Williams eventually became one of the more prominent members of the Branson, Missouri, music and theater scene. He was initially drawn to Branson by the musician and comedian Joey Riley, who had appeared on the Mickey Gilley Show. In 2001, Williams began The Gene Williams Country Music Television Show, a live broadcast. Recorded in Branson, the show had a pre-recorded opening announcement by The Tonight Show’s Ed McMahon (who also appeared several times on the show). The program reached as many as 173 stations in the United States, Canada, and Puerto Rico. Over the course of its run, the show featured such well-known country acts as Roy Clark, Mickey Gilley, Johnny Lee, Wanda Jackson, W. S. Holland and Bob Wootton of the Tennessee Three, and the Oak Ridge Boys. Financing for Williams’s Branson show was made possible by Lucas Oil Products, Inc.
In 2009, Williams was inducted into the George D. Hay Music Hall of Fame in Mammoth Spring (Fulton County). At his induction, the awards chairman noted, “Gene is a man who strives to keep alive the spirit of country music for all music fans.”
Despite being a fixture in Branson, Williams remained active in Arkansas. He was instrumental in restoring historic buildings in Dyess, donating $50,000 to help restore the administrative building (built in 1934). Williams also purchased properties in the area and helped clean up the town square. Civic leaders in Dyess named a street after Williams, who also served on the city council. The Gene Williams Land Company—run by Williams’s daughter Debbie—promotes construction and is located in the center of Dyess.
In the last decade of his life, Williams, a lifelong smoker, suffered from heart trouble and other medical problems. During a medical emergency at a hospital in 2001, his vocal chords were damaged when a respirator tube was administered. That next year, he had a heart attack. Williams died on December 14, 2011, in Sherwood (Pulaski County) from heart failure.
Williams was married three times and fathered five children. He is buried in Potter Memorial Cemetery in Lepanto (Poinsett County); his tombstone is adorned with a guitar. Williams was remembered by Katie Lynn, his co-host on the Branson show, as a practical joker and a “walking trivia book about country music.” Starting with Orval Faubus in 1964, eight Arkansas governors have issued proclamations naming a Gene Williams Day.
For additional information:
Hanson, Aprille. “Gene Williams.” Arkansas Democrat-Gazette, December 17, 2011, 2B.
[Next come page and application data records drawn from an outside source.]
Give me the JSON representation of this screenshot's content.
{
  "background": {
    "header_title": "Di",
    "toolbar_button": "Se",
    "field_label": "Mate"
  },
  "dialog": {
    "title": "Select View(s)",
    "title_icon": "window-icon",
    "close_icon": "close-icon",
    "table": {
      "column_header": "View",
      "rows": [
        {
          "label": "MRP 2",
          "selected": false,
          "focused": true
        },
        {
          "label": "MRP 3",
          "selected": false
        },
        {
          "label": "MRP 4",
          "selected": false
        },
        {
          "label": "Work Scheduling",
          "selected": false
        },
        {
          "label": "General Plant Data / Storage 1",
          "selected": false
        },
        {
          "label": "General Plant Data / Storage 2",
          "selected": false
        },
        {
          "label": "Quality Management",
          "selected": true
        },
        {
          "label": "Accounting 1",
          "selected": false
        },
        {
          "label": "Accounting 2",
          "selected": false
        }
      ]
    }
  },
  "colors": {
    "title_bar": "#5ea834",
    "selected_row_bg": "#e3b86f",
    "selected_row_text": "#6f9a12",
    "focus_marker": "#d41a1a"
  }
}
Mullen, Phil. “Arkansas Folks Proud, Not Excited, Over Johnny Cash’s Eminence.” Osceola Times, September 24, 1970, p. 8.
Ward, Linda. “Gene Williams Inducted into George D. Hay Music Hall of Fame.” Examiner.com. http://www.examiner.com/article/gene-williams-inducted-into-george-d-hay-music-hall-of-fame (accessed October 8, 2014).
Colin Edward Woodward
UALR Center for Arkansas History and Culture
Last Updated: 12/15/2014